What impact will the 2018 Passive Investment Income rules have on your retirement planning? Have you considered the impact that taxes will have on the value of your estate when you pass away? Will your estate need to liquidate assets to fund tax liabilities upon your death?
Retirement and estate planning are complex and emotional processes with major financial consequences. Without proper planning, taxes can consume a significant portion of the funds available for your retirement as well as what is left in your estate when you pass away.
Death & Taxes – Understanding what happens to your assets when you pass away
In 1789, Benjamin Franklin famously said, “in this world, nothing is certain except death and taxes”.
As physicians, you already know the benefits of encouraging your patients to take preventative measures to avoid future health problems; it’s good advice for them. The same principle applies to you. As insurance professionals, we encourage our clients to be proactive with their estate planning.
In Canada, there is no estate or inheritance tax. However, under paragraph 70(5)(a) of the Income Tax Act, a taxpayer is deemed to have disposed of all capital property (i.e., Investments in public and private companies, RRSPs/RRIFs, both investment and personally-used real estate, etc.), subject to certain exceptions, for proceeds equal to their fair market value at the time of death.
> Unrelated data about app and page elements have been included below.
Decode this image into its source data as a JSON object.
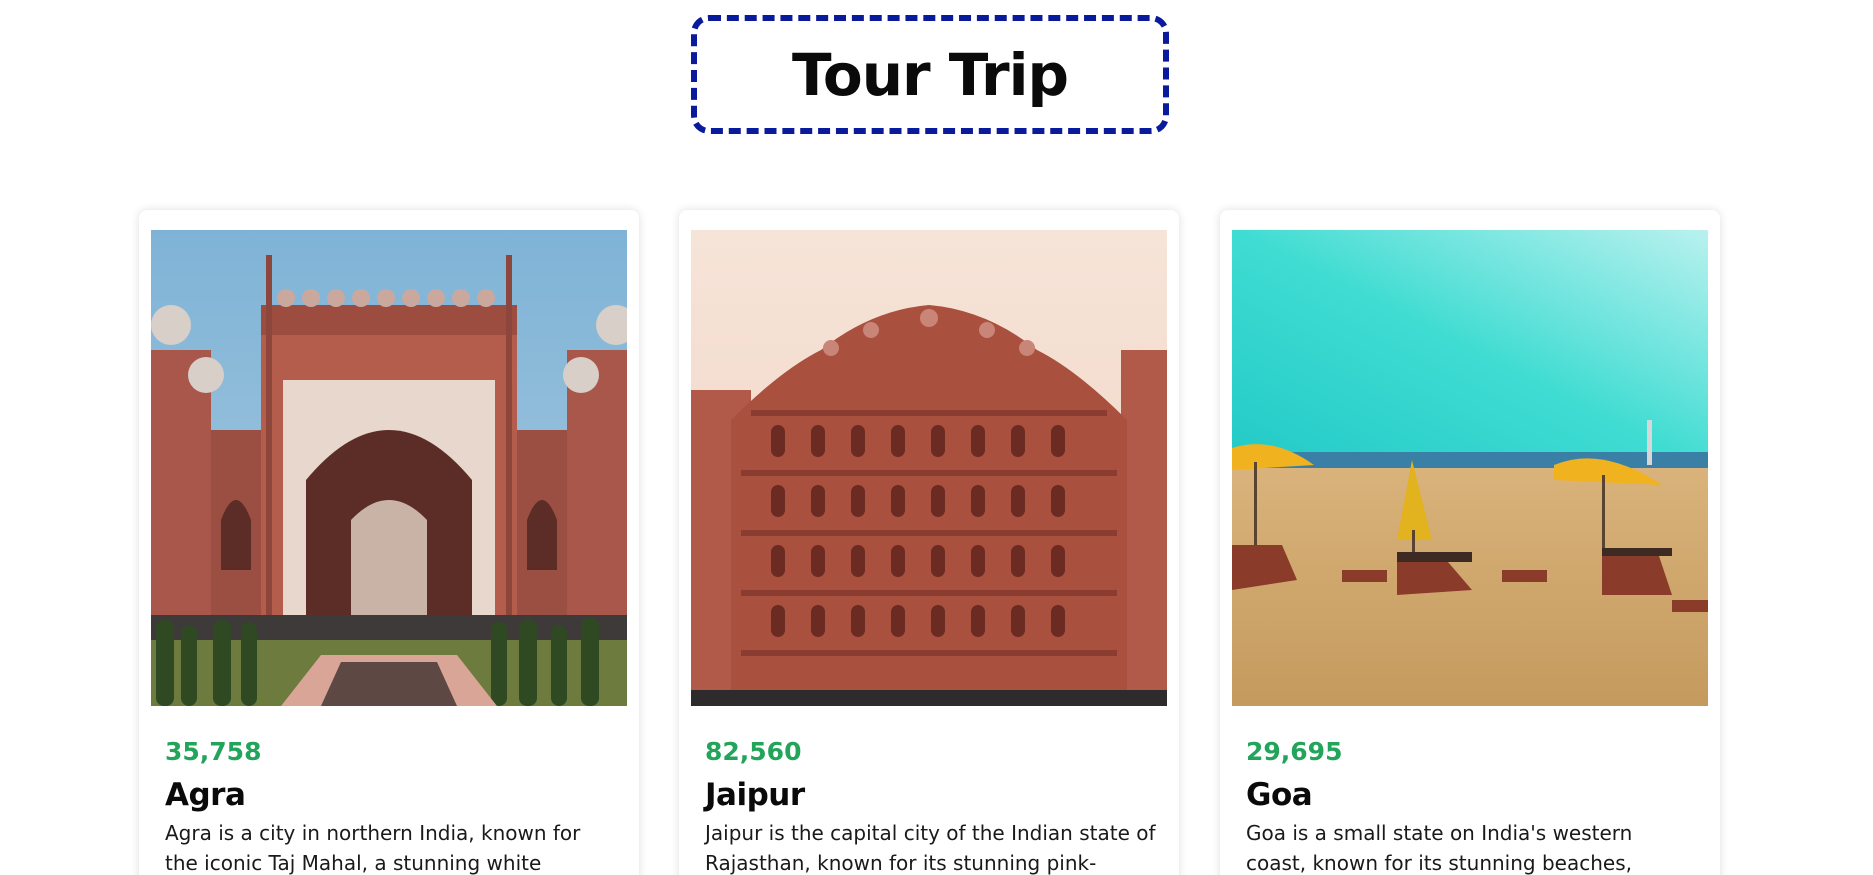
{
  "header": {
    "title": "Tour Trip"
  },
  "colors": {
    "title_border": "#0a1a9c",
    "price": "#22a45a"
  },
  "cards": [
    {
      "price": "35,758",
      "city": "Agra",
      "description": "Agra is a city in northern India, known for the iconic Taj Mahal, a stunning white marble",
      "image": "taj-mahal-gate-photo"
    },
    {
      "price": "82,560",
      "city": "Jaipur",
      "description": "Jaipur is the capital city of the Indian state of Rajasthan, known for its stunning pink-",
      "image": "hawa-mahal-photo"
    },
    {
      "price": "29,695",
      "city": "Goa",
      "description": "Goa is a small state on India's western coast, known for its stunning beaches, vibrant",
      "image": "goa-beach-photo"
    }
  ]
}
Unless the capital property is left to a surviving spouse, any resulting capital gain must be reported in the taxpayer’s income tax return for the year of death (terminal return). Included in income at death is the net capital gain recognized under the deemed disposition rules.
Simply put, taxes will be payable by your estate when you pass away. With proper planning, these taxes can be minimized thus allowing you to leave as much as possible for your family and loved ones (instead of the government!).
Permanent life insurance plays a central role in the estate planning process because it protects and enhances the value of your estate.
The most efficient way to cover a future tax liability upon death is by purchasing permanent life insurance, which effectively transfers the risk away from the estate. This provides peace of mind while at the same time outperforming other alternative methods in terms of financial cost.
Permanent life insurance offers the following benefits:
- Guaranteed tax-free death benefit at the time when it is needed most.
- Maximizes the value of your estate.
- Inter-generational transfer of wealth in a tax efficient manner.
- Estate equalization.
Learn more about Permanent Life Insurance in Insurance Explained.
I met Mark shortly after finishing medical school in 2012 and was very impressed with his professionalism, warm demeanor, and honesty. He is efficient yet patient and explains everything he is doing in terms I can understand. He uses personal stories as examples and I trust Mark’s opinion and recommendations.